For example, let’s say if you go to a self-serve restaurant and they give you a coupon for “Five Free French Fries.” If you go and eat four French fries, then you’re all good. No cost! But if you absent-mindedly eat twelve French fries because they taste so good, you’ll have to pay.

What’s more concerning is you’ll be responsible for the charges if you make a mistake — just like if you might have to pay full price if you accidentally order five special truffle fries when your coupon is only for regular ones. On AWS, you could just as easily start a powerful instance that costs dozens of dollars to run, instead of the basic version that qualifies for the free AWS tier. 

What’s worse, if your account credentials fall into the wrong hands, you could easily run up thousands of dollars in charges before you even notice it. Now, to be fair, this applies equally to all the paid cloud accounts, but it’s much easier to make costly mistakes when you’re first learning.

Now, I’m not meaning to rag on any vendor here, as all three of these are absolutely amazing clouds! But I want you to make an informed decision, and risk management while learning is one of the things to consider.

How to use sandbox environments to avoid risk

Now, it’s worth mentioning that one way of controlling costs when you’re learning is to use a lab sandbox environment, if you have access to one. For example, A Cloud Guru offers access to these environments, where they bear the costs of all your actions.  They offer secure, instantly-accessible AWS, Azure, and Google cloud sandbox environments.

While these are part of ACG’s paid plans, they offer you a safety net so you don’t have to constantly be asking yourself about the costs associated with every little thing you do. 

Additionally, your access won’t expire after a certain period, so it’s a great way to learn at your own pace. 


If you decide to jump in and get your hands dirty with your very own-free cloud account  — without the protection of a sandbox environment — just remember these two important tips. These apply to everything you do in the cloud, whether you’re trying a service out or working professionally:

  1. Be intentional about every cost you trigger
  2. Stop every cost as soon as it becomes unnecessary

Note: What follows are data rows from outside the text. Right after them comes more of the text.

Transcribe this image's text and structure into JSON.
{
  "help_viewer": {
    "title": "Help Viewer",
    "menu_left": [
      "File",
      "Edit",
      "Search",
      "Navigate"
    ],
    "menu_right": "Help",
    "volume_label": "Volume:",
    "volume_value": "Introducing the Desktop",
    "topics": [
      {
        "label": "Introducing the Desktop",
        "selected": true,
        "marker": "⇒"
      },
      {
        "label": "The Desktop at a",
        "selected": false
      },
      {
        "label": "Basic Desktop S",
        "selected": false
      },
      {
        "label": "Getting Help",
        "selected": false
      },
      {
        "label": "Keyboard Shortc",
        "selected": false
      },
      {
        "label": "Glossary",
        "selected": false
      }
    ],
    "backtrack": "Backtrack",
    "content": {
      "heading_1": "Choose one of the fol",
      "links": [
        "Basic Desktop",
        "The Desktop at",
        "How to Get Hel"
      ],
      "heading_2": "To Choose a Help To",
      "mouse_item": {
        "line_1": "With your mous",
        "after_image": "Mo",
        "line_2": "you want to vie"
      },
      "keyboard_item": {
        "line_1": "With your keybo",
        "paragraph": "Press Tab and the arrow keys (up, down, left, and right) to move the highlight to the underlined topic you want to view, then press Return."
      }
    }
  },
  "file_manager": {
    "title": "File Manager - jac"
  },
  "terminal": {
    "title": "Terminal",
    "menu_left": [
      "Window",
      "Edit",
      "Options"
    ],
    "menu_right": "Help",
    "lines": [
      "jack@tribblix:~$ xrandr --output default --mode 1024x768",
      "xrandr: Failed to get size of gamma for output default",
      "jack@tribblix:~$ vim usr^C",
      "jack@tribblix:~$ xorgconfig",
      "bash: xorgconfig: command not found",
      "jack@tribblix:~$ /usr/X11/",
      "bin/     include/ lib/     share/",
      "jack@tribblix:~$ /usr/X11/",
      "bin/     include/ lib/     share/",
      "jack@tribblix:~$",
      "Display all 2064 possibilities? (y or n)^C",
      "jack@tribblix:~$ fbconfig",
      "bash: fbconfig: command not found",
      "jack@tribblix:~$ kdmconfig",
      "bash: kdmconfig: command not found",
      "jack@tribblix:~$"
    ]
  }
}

Now that you’ve read this article, I hope you have a healthy respect for the potential costs associated with these very powerful cloud tools, and you can still learn your way forward, successfully.